Mashable profiles victims of Paris attacks in 140 characters
Newspapers have traditionally offered a tribute to the victims of mass killings; after Paris, Mashable offers a remembrance for the digital age.
Newspapers have long offered portraits of victims’ lives after mass killings. Following the 1995 Oklahoma City bombing, local paper The Oklahoman featured profiles of victims, titled “Those Who Died”. The New York Times ran “Portraits of Grief” for those slain in the September 2001 attacks.
The pieces offered a snapshot of the lives of the victims rather than the cold facts of their violent deaths.
After gunmen and suicide bombers killed 130 people in the French capital on November 13, the digital news outlet Mashable hewed to this long standing ritual, which has become part documentation of the lives that were lost and part healing for friends and family, who find in obituaries a recognition of their loved ones.
Mashable filed the portraits - using a grand total of 140 characters each.
On Monday, the site launched a Twitter account named “En mémoire”, French for “In memory”, along with the handle @ParisVictims. The account sought to capture each victim of the attacks in 140 characters – the maximum size of a message on Twitter. Each tweet includes basic identifying details – name, age, country – and a quote or line about the person.

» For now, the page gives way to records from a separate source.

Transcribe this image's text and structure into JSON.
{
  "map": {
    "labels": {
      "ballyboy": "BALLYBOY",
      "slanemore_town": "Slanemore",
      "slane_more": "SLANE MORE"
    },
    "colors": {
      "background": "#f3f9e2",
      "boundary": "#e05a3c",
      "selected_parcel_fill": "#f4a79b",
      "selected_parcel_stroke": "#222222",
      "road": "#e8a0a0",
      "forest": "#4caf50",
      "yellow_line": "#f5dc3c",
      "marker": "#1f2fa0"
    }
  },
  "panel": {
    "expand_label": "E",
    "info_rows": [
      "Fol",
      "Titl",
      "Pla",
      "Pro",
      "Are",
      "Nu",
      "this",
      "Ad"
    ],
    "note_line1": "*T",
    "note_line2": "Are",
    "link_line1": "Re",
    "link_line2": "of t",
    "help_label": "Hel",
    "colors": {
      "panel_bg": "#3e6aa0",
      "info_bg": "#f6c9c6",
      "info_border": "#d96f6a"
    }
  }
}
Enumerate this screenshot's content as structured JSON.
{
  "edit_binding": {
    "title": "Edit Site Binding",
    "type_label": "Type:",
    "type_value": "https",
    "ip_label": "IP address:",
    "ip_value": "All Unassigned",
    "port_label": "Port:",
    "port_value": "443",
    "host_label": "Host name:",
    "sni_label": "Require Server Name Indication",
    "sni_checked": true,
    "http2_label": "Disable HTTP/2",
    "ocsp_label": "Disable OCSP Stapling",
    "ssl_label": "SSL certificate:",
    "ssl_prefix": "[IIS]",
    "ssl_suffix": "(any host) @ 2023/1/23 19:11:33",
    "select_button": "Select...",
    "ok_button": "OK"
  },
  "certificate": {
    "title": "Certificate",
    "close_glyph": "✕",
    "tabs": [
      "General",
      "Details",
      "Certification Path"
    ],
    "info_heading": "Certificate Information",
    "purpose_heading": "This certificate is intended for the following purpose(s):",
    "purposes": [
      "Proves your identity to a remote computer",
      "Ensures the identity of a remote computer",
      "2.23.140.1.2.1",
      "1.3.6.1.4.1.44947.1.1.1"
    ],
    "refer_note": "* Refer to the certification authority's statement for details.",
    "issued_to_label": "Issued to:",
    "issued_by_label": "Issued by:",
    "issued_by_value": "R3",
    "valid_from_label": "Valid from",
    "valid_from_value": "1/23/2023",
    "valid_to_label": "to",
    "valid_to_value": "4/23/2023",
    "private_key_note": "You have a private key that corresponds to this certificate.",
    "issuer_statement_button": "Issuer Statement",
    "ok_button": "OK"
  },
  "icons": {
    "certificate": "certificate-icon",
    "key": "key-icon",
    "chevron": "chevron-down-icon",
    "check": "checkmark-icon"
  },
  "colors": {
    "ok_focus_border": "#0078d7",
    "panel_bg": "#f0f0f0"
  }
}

‘The human dimension’
“I want to find ways to share our information more widely,” Jim Roberts, executive editor and chief content officer of Mashable, told FRANCE 24 by phone. “I don’t want to lose sight of the human dimension.”
Twitter, he said, offered a solution.

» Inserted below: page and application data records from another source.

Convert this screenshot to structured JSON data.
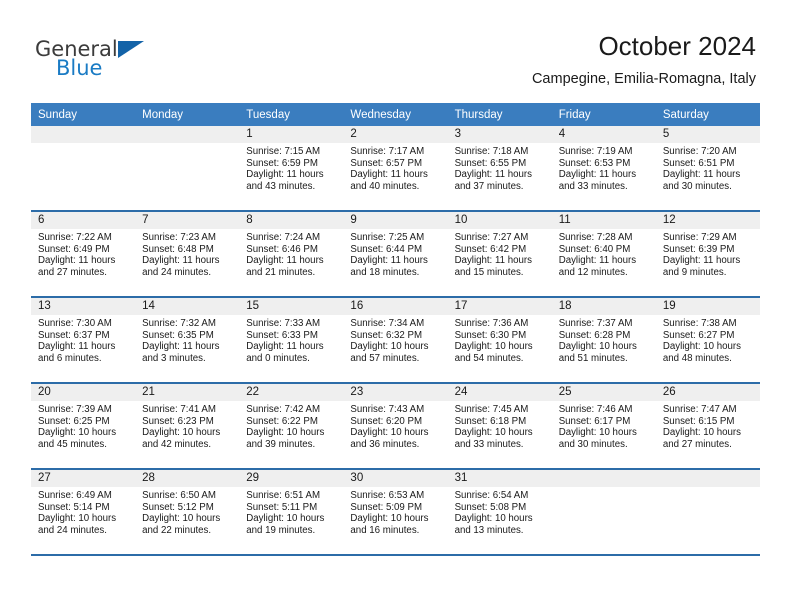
{
  "brand": {
    "name_part1": "General",
    "name_part2": "Blue"
  },
  "header": {
    "title": "October 2024",
    "subtitle": "Campegine, Emilia-Romagna, Italy"
  },
  "colors": {
    "header_row_bg": "#3a7dbf",
    "cell_border": "#2c6ca8",
    "daynum_bg": "#efefef",
    "brand_blue": "#1a7bc4"
  },
  "weekday_headers": [
    "Sunday",
    "Monday",
    "Tuesday",
    "Wednesday",
    "Thursday",
    "Friday",
    "Saturday"
  ],
  "weeks": [
    [
      {
        "day": "",
        "sunrise": "",
        "sunset": "",
        "daylight": "",
        "empty": true
      },
      {
        "day": "",
        "sunrise": "",
        "sunset": "",
        "daylight": "",
        "empty": true
      },
      {
        "day": "1",
        "sunrise": "Sunrise: 7:15 AM",
        "sunset": "Sunset: 6:59 PM",
        "daylight": "Daylight: 11 hours and 43 minutes."
      },
      {
        "day": "2",
        "sunrise": "Sunrise: 7:17 AM",
        "sunset": "Sunset: 6:57 PM",
        "daylight": "Daylight: 11 hours and 40 minutes."
      },
      {
        "day": "3",
        "sunrise": "Sunrise: 7:18 AM",
        "sunset": "Sunset: 6:55 PM",
        "daylight": "Daylight: 11 hours and 37 minutes."
      },
      {
        "day": "4",
        "sunrise": "Sunrise: 7:19 AM",
        "sunset": "Sunset: 6:53 PM",
        "daylight": "Daylight: 11 hours and 33 minutes."
      },
      {
        "day": "5",
        "sunrise": "Sunrise: 7:20 AM",
        "sunset": "Sunset: 6:51 PM",
        "daylight": "Daylight: 11 hours and 30 minutes."
      }
    ],
    [
      {
        "day": "6",
        "sunrise": "Sunrise: 7:22 AM",
        "sunset": "Sunset: 6:49 PM",
        "daylight": "Daylight: 11 hours and 27 minutes."
      },
      {
        "day": "7",
        "sunrise": "Sunrise: 7:23 AM",
        "sunset": "Sunset: 6:48 PM",
        "daylight": "Daylight: 11 hours and 24 minutes."
      },
      {
        "day": "8",
        "sunrise": "Sunrise: 7:24 AM",
        "sunset": "Sunset: 6:46 PM",
        "daylight": "Daylight: 11 hours and 21 minutes."
      },
      {
        "day": "9",
        "sunrise": "Sunrise: 7:25 AM",
        "sunset": "Sunset: 6:44 PM",
        "daylight": "Daylight: 11 hours and 18 minutes."
      },
      {
        "day": "10",
        "sunrise": "Sunrise: 7:27 AM",
        "sunset": "Sunset: 6:42 PM",
        "daylight": "Daylight: 11 hours and 15 minutes."
      },
      {
        "day": "11",
        "sunrise": "Sunrise: 7:28 AM",
        "sunset": "Sunset: 6:40 PM",
        "daylight": "Daylight: 11 hours and 12 minutes."
      },
      {
        "day": "12",
        "sunrise": "Sunrise: 7:29 AM",
        "sunset": "Sunset: 6:39 PM",
        "daylight": "Daylight: 11 hours and 9 minutes."
      }
    ],
    [
      {
        "day": "13",
        "sunrise": "Sunrise: 7:30 AM",
        "sunset": "Sunset: 6:37 PM",
        "daylight": "Daylight: 11 hours and 6 minutes."
      },
      {
        "day": "14",
        "sunrise": "Sunrise: 7:32 AM",
        "sunset": "Sunset: 6:35 PM",
        "daylight": "Daylight: 11 hours and 3 minutes."
      },
      {
        "day": "15",
        "sunrise": "Sunrise: 7:33 AM",
        "sunset": "Sunset: 6:33 PM",
        "daylight": "Daylight: 11 hours and 0 minutes."
      },
      {
        "day": "16",
        "sunrise": "Sunrise: 7:34 AM",
        "sunset": "Sunset: 6:32 PM",
        "daylight": "Daylight: 10 hours and 57 minutes."
      },
      {
        "day": "17",
        "sunrise": "Sunrise: 7:36 AM",
        "sunset": "Sunset: 6:30 PM",
        "daylight": "Daylight: 10 hours and 54 minutes."
      },
      {
        "day": "18",
        "sunrise": "Sunrise: 7:37 AM",
        "sunset": "Sunset: 6:28 PM",
        "daylight": "Daylight: 10 hours and 51 minutes."
      },
      {
        "day": "19",
        "sunrise": "Sunrise: 7:38 AM",
        "sunset": "Sunset: 6:27 PM",
        "daylight": "Daylight: 10 hours and 48 minutes."
      }
    ],
    [
      {
        "day": "20",
        "sunrise": "Sunrise: 7:39 AM",
        "sunset": "Sunset: 6:25 PM",
        "daylight": "Daylight: 10 hours and 45 minutes."
      },
      {
        "day": "21",
        "sunrise": "Sunrise: 7:41 AM",
        "sunset": "Sunset: 6:23 PM",
        "daylight": "Daylight: 10 hours and 42 minutes."
      },
      {
        "day": "22",
        "sunrise": "Sunrise: 7:42 AM",
        "sunset": "Sunset: 6:22 PM",
        "daylight": "Daylight: 10 hours and 39 minutes."
      },
      {
        "day": "23",
        "sunrise": "Sunrise: 7:43 AM",
        "sunset": "Sunset: 6:20 PM",
        "daylight": "Daylight: 10 hours and 36 minutes."
      },
      {
        "day": "24",
        "sunrise": "Sunrise: 7:45 AM",
        "sunset": "Sunset: 6:18 PM",
        "daylight": "Daylight: 10 hours and 33 minutes."
      },
      {
        "day": "25",
        "sunrise": "Sunrise: 7:46 AM",
        "sunset": "Sunset: 6:17 PM",
        "daylight": "Daylight: 10 hours and 30 minutes."
      },
      {
        "day": "26",
        "sunrise": "Sunrise: 7:47 AM",
        "sunset": "Sunset: 6:15 PM",
        "daylight": "Daylight: 10 hours and 27 minutes."
      }
    ],
    [
      {
        "day": "27",
        "sunrise": "Sunrise: 6:49 AM",
        "sunset": "Sunset: 5:14 PM",
        "daylight": "Daylight: 10 hours and 24 minutes."
      },
      {
        "day": "28",
        "sunrise": "Sunrise: 6:50 AM",
        "sunset": "Sunset: 5:12 PM",
        "daylight": "Daylight: 10 hours and 22 minutes."
      },
      {
        "day": "29",
        "sunrise": "Sunrise: 6:51 AM",
        "sunset": "Sunset: 5:11 PM",
        "daylight": "Daylight: 10 hours and 19 minutes."
      },
      {
        "day": "30",
        "sunrise": "Sunrise: 6:53 AM",
        "sunset": "Sunset: 5:09 PM",
        "daylight": "Daylight: 10 hours and 16 minutes."
      },
      {
        "day": "31",
        "sunrise": "Sunrise: 6:54 AM",
        "sunset": "Sunset: 5:08 PM",
        "daylight": "Daylight: 10 hours and 13 minutes."
      },
      {
        "day": "",
        "sunrise": "",
        "sunset": "",
        "daylight": "",
        "empty": true
      },
      {
        "day": "",
        "sunrise": "",
        "sunset": "",
        "daylight": "",
        "empty": true
      }
    ]
  ]
}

It was Brian Ries, an editor at Mashable, who thought of the idea, Roberts recalled.
“Brian said ‘Why don’t we use Twitter? Why don’t we create a special account?’,” Roberts recounted. So they struck up a plan. “It felt like 15 minutes later,” Roberts said.
Roberts acknowledged that a platform such as Twitter can’t detail the contours of a human life, but he underscored that the message, especially the photo that accompanies each victim’s details, is powerful.

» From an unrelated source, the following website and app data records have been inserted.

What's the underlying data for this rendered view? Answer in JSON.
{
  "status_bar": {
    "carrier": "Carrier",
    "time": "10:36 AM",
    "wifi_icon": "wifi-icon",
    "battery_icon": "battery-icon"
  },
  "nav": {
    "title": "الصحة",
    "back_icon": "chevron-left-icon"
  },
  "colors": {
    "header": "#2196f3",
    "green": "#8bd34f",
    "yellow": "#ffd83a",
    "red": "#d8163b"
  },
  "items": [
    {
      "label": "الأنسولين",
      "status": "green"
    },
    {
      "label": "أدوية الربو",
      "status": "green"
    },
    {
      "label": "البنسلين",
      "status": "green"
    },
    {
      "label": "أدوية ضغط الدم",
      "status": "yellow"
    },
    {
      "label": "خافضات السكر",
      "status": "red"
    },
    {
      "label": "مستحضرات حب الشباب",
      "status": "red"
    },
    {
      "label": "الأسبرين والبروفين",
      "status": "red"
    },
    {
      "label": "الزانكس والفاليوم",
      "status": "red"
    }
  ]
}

On Thursday, the Twitter account had 106 tweets and more than 50,000 followers.
“I think the key to this, the effectiveness of this project, is its simplicity,” Roberts said. That doesn’t mean that it was easy. Roberts said one of the biggest challenges was to report and research the victims from New York City.
The response, however, has been “overwhelmingly positive”, said Roberts. “People have seen in it the respect we’ve attempted to put into it.”